Don't Look Back in Anger. (Photo by Jonathan Ferrey/Getty Images)
It didn't have to be this way, but you could say that for many Royals-related pressure points, problems, and quandaries. If Kila Ka'aihue is going to have a Major League career of any length, he needs to hit well to begin this season. A terrible slump to start the season, or even an injury, pretty much kill his chances, as far as I can tell.
Since the Royals started mismanaging his career three or four years ago, Kila's life track has been pulled, by the magnets of industry conformity and blindness, towards that of all "AAAA" hitters who lack the magical tools which can only be seen by the initiated. Of course, it's a self-fulfilling prophecy. See, we told you that guy would never have a career! An immediate specter here is Ryan Shealy, who was actually for a time much more hyped than Kila, and who even caught the eye of a just-trying-things-out Dayton Moore back in 2006. Four years later, I barely even knew Shealy was still alive in 2010, let alone still banging around AAA and even briefly appearing in a Red Sox uniform. To date, Shealy has amassed 598 PAs at the Major League level. It's no certainty that Kila will reach that total.

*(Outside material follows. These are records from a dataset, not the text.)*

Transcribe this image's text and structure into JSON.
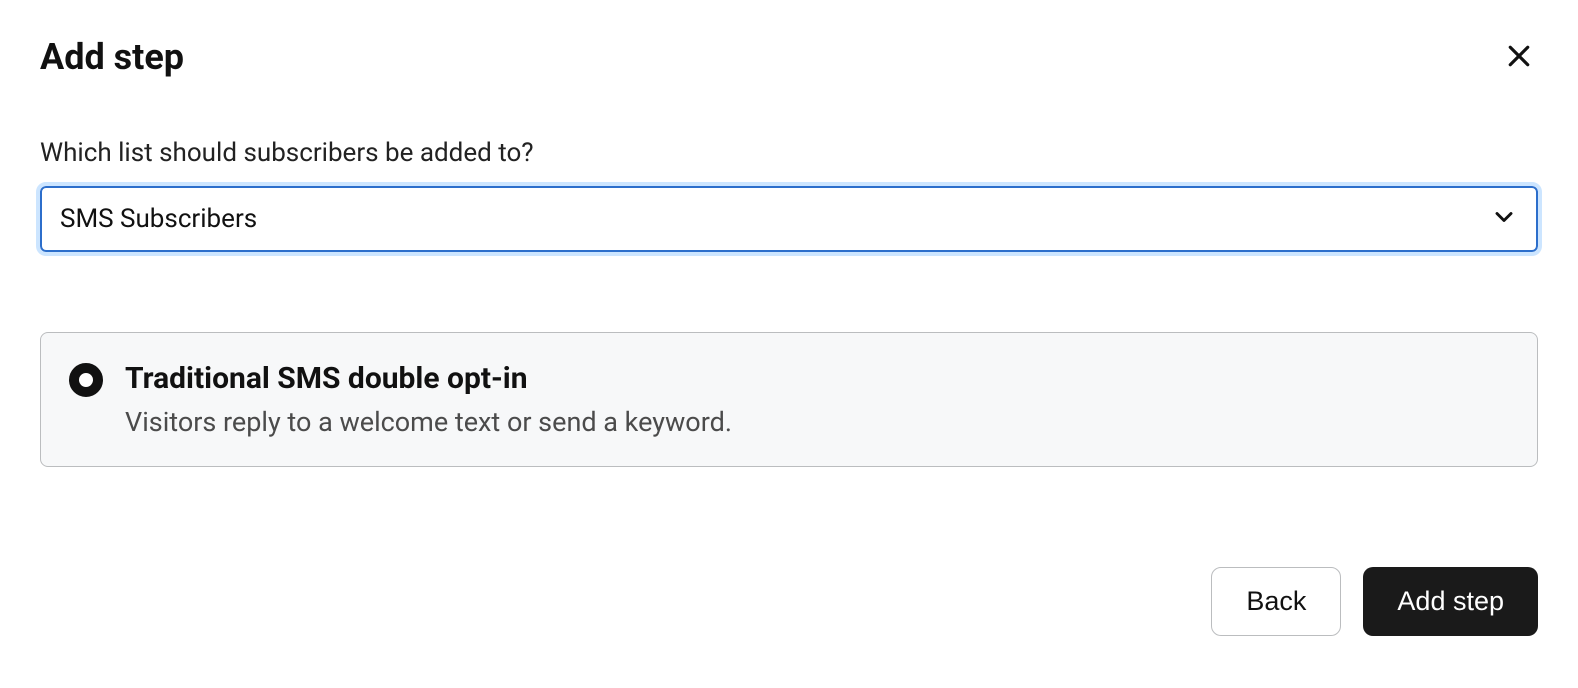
{
  "header": {
    "title": "Add step"
  },
  "form": {
    "list_label": "Which list should subscribers be added to?",
    "list_selected": "SMS Subscribers"
  },
  "option": {
    "title": "Traditional SMS double opt-in",
    "description": "Visitors reply to a welcome text or send a keyword."
  },
  "footer": {
    "back_label": "Back",
    "add_step_label": "Add step"
  }
}
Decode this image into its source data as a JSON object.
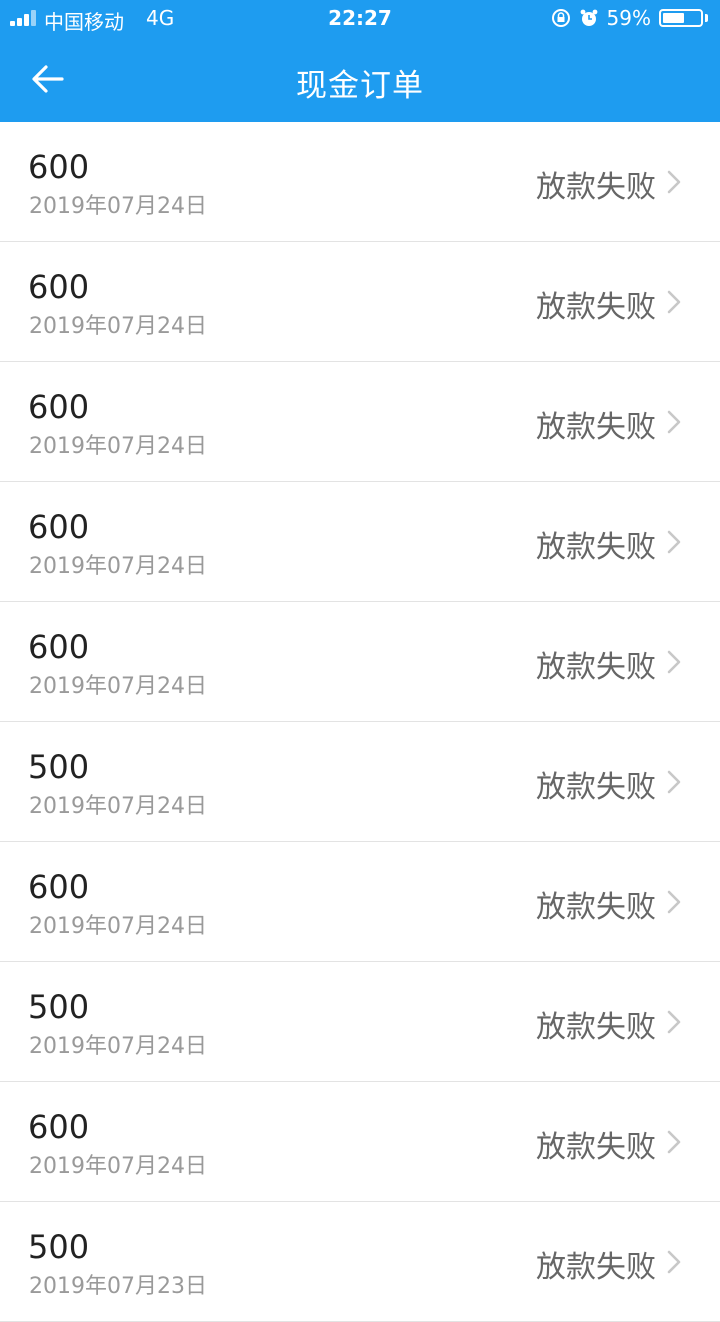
{
  "status_bar": {
    "carrier": "中国移动",
    "network": "4G",
    "time": "22:27",
    "battery_percent": "59%",
    "battery_level": 0.59
  },
  "header": {
    "title": "现金订单",
    "back_icon": "arrow-left-icon"
  },
  "colors": {
    "primary": "#1E9CF0",
    "amount_text": "#222222",
    "date_text": "#9A9A9A",
    "status_text": "#666666",
    "divider": "#E3E3E3"
  },
  "orders": [
    {
      "amount": "600",
      "date": "2019年07月24日",
      "status": "放款失败"
    },
    {
      "amount": "600",
      "date": "2019年07月24日",
      "status": "放款失败"
    },
    {
      "amount": "600",
      "date": "2019年07月24日",
      "status": "放款失败"
    },
    {
      "amount": "600",
      "date": "2019年07月24日",
      "status": "放款失败"
    },
    {
      "amount": "600",
      "date": "2019年07月24日",
      "status": "放款失败"
    },
    {
      "amount": "500",
      "date": "2019年07月24日",
      "status": "放款失败"
    },
    {
      "amount": "600",
      "date": "2019年07月24日",
      "status": "放款失败"
    },
    {
      "amount": "500",
      "date": "2019年07月24日",
      "status": "放款失败"
    },
    {
      "amount": "600",
      "date": "2019年07月24日",
      "status": "放款失败"
    },
    {
      "amount": "500",
      "date": "2019年07月23日",
      "status": "放款失败"
    }
  ]
}
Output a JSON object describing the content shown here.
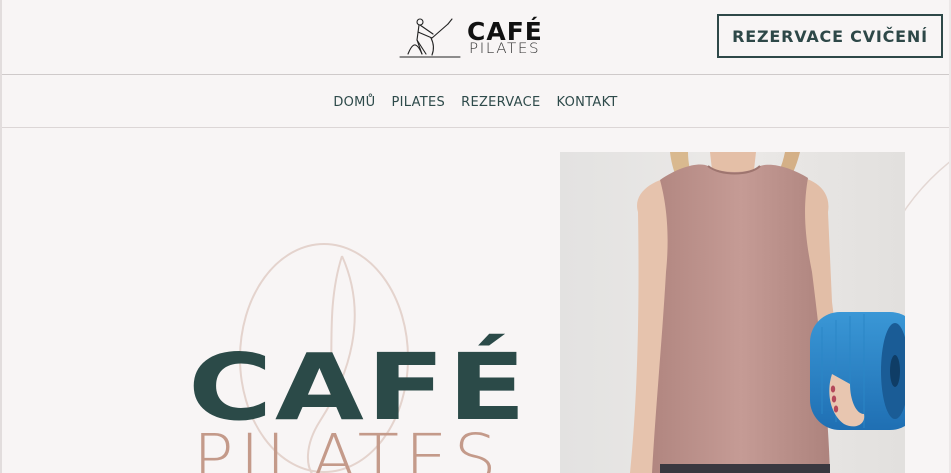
{
  "brand": {
    "name_line1": "CAFÉ",
    "name_line2": "PILATES"
  },
  "header": {
    "cta_label": "REZERVACE CVIČENÍ"
  },
  "nav": {
    "items": [
      {
        "label": "DOMŮ"
      },
      {
        "label": "PILATES"
      },
      {
        "label": "REZERVACE"
      },
      {
        "label": "KONTAKT"
      }
    ]
  },
  "hero": {
    "title_line1": "CAFÉ",
    "title_line2": "PILATES",
    "image_icon": "woman-holding-yoga-mat-photo"
  },
  "colors": {
    "accent": "#2e4848",
    "rose": "#c49a8a",
    "background": "#f8f5f5"
  }
}
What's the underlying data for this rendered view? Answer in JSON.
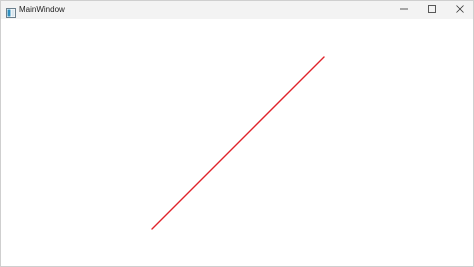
{
  "window": {
    "title": "MainWindow"
  },
  "icons": {
    "app": "app-window-icon",
    "minimize": "minimize-icon",
    "maximize": "maximize-icon",
    "close": "close-icon"
  },
  "colors": {
    "titlebar_bg": "#f3f3f3",
    "canvas_bg": "#ffffff",
    "line": "#e0242c"
  }
}
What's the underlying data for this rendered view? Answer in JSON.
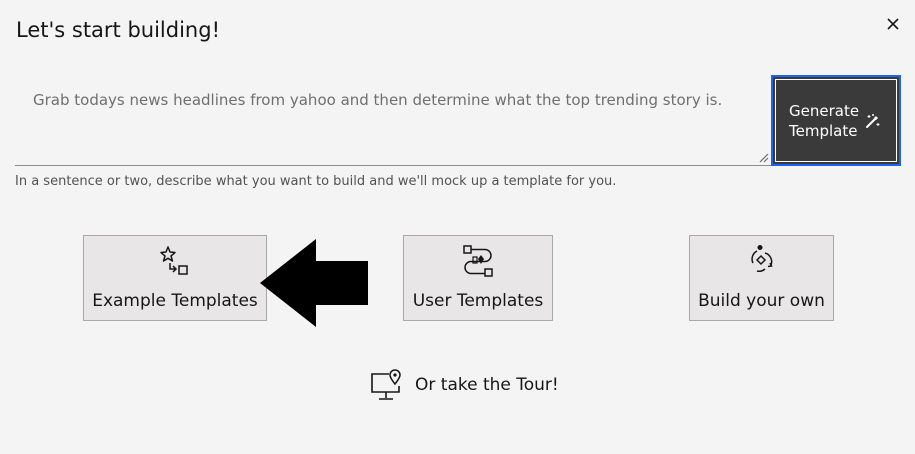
{
  "dialog": {
    "title": "Let's start building!",
    "close_icon": "close-icon"
  },
  "prompt": {
    "value": "Grab todays news headlines from yahoo and then determine what the top trending story is.",
    "helper_text": "In a sentence or two, describe what you want to build and we'll mock up a template for you."
  },
  "generate_button": {
    "label": "Generate Template",
    "icon": "magic-wand-icon",
    "background": "#3a3a3a",
    "focus_border": "#1b62f5"
  },
  "tiles": [
    {
      "label": "Example Templates",
      "icon": "star-shapes-icon"
    },
    {
      "label": "User Templates",
      "icon": "user-template-icon"
    },
    {
      "label": "Build your own",
      "icon": "build-flow-icon"
    }
  ],
  "tour": {
    "label": "Or take the Tour!",
    "icon": "monitor-location-icon"
  },
  "annotation": {
    "icon": "left-arrow-icon"
  }
}
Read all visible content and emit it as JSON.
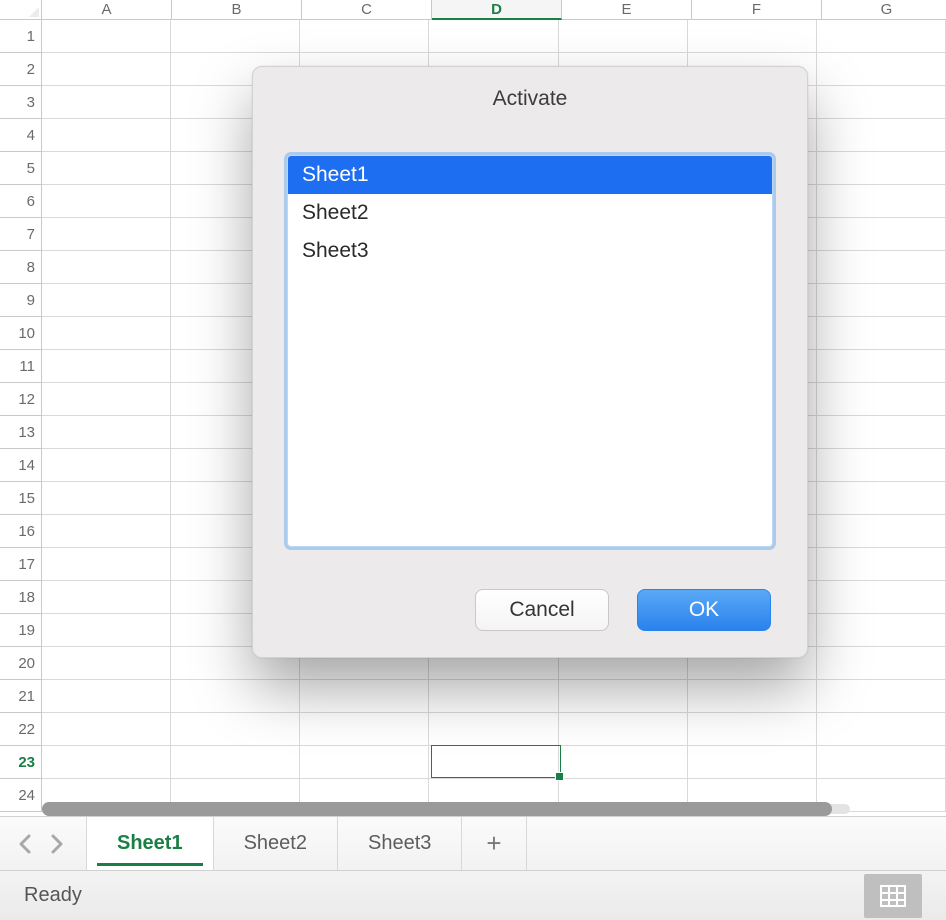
{
  "colors": {
    "accent_green": "#1a7f46",
    "accent_blue": "#1d6ef0"
  },
  "grid": {
    "columns": [
      "A",
      "B",
      "C",
      "D",
      "E",
      "F",
      "G"
    ],
    "rows": [
      "1",
      "2",
      "3",
      "4",
      "5",
      "6",
      "7",
      "8",
      "9",
      "10",
      "11",
      "12",
      "13",
      "14",
      "15",
      "16",
      "17",
      "18",
      "19",
      "20",
      "21",
      "22",
      "23",
      "24"
    ],
    "active_column_index": 3,
    "active_row_index": 22,
    "active_cell": "D23"
  },
  "sheet_tabs": {
    "prev_enabled": false,
    "next_enabled": false,
    "items": [
      "Sheet1",
      "Sheet2",
      "Sheet3"
    ],
    "active_index": 0,
    "add_label": "+"
  },
  "status": {
    "text": "Ready"
  },
  "dialog": {
    "title": "Activate",
    "items": [
      "Sheet1",
      "Sheet2",
      "Sheet3"
    ],
    "selected_index": 0,
    "buttons": {
      "cancel": "Cancel",
      "ok": "OK"
    }
  }
}
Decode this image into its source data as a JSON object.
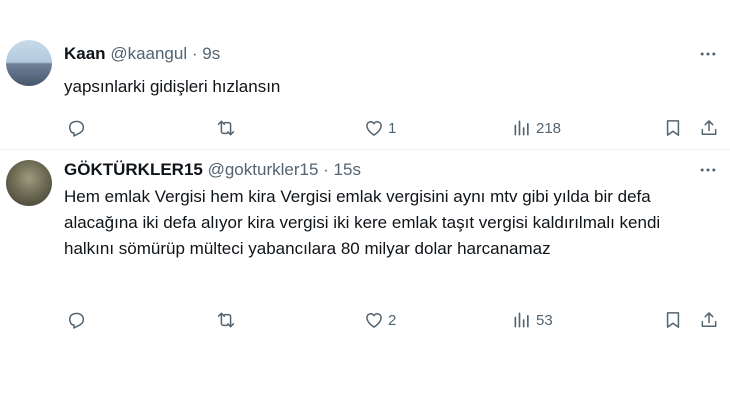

Kila kinda sorta got a looksie last season, hitting .217/.307/.394 in 206 PAs. As you can see, he still got his walks in, and for a Royal, a .307 OBP isn't really a disaster. St. Yuni, after all, posted a .288 OBP. Anyway, here's what the Royals see: a .217 batting average, 8 HRs, 25 RBIs and 39 strikeouts. We really need to pull a USS Mariner here, and write an open letter to the Royals pointing out that Kila produced at a 100-RBI rate that somehow gets read and acknowledged. It can't hurt.
As Matt/Devil Fingers wrote today at Fangraphs, the Royals need to get out of their own way and play Kila all year. If he fails, he fails. If he doesn't, then suddenly, you have a trade asset. Look, if we're going to dream about Melky's non-existent trade value, we might as well do the same with a pre-arb guy who might actually be attractive. Of course, the Royals have never done this really, even at the easiest position on the diamond to do so. Somehow, Jose Guillen or Ross Gload or Mike Jacobs or whomever always ends up sucking up all the DH/1B playing time. The perpetually annoying thing about this Royals Front Office is that they often simply refuse to let an inherited asset be an asset. If Kila was acquired in some D-market trade, we'd hear from Dayton and all the apologists about his upside and about how there was "nothing to lose" by playing him. (And don't even get us started on Alex Gordon.) For being masters, supposedly, of player development, the Royals haven't shown much skill in actually finishing off that process at the only level that truly matters.
In this environment, with a hyped raft of Dayton-guys with no obvious position (Myers, Hosmer, Moose) all coming up the line, it's now or never for Kila. PECOTA projected him to hit like an All-Star. That's not terribly likely, but then again, he's hit .285/.424/.521 in 1100 AAA PAs. Of course, whatever a Scouting Approved One did in 200 PAs at a lower level obviously means so much more, but results are results. As I've probably made abundantly clear, I don't think Kila has much of a future with the Royals, but that's been obvious since 2009 really. All he needs to do is hit. A slugging percentage upwards of .480 with non-horrific strikeout numbers should be enough to earn him another shot with another team. For those of us who find ourselves on the wrong side of life's divide, who saw our own opportunities wasted or our talents ignored, he's one worth rooting for.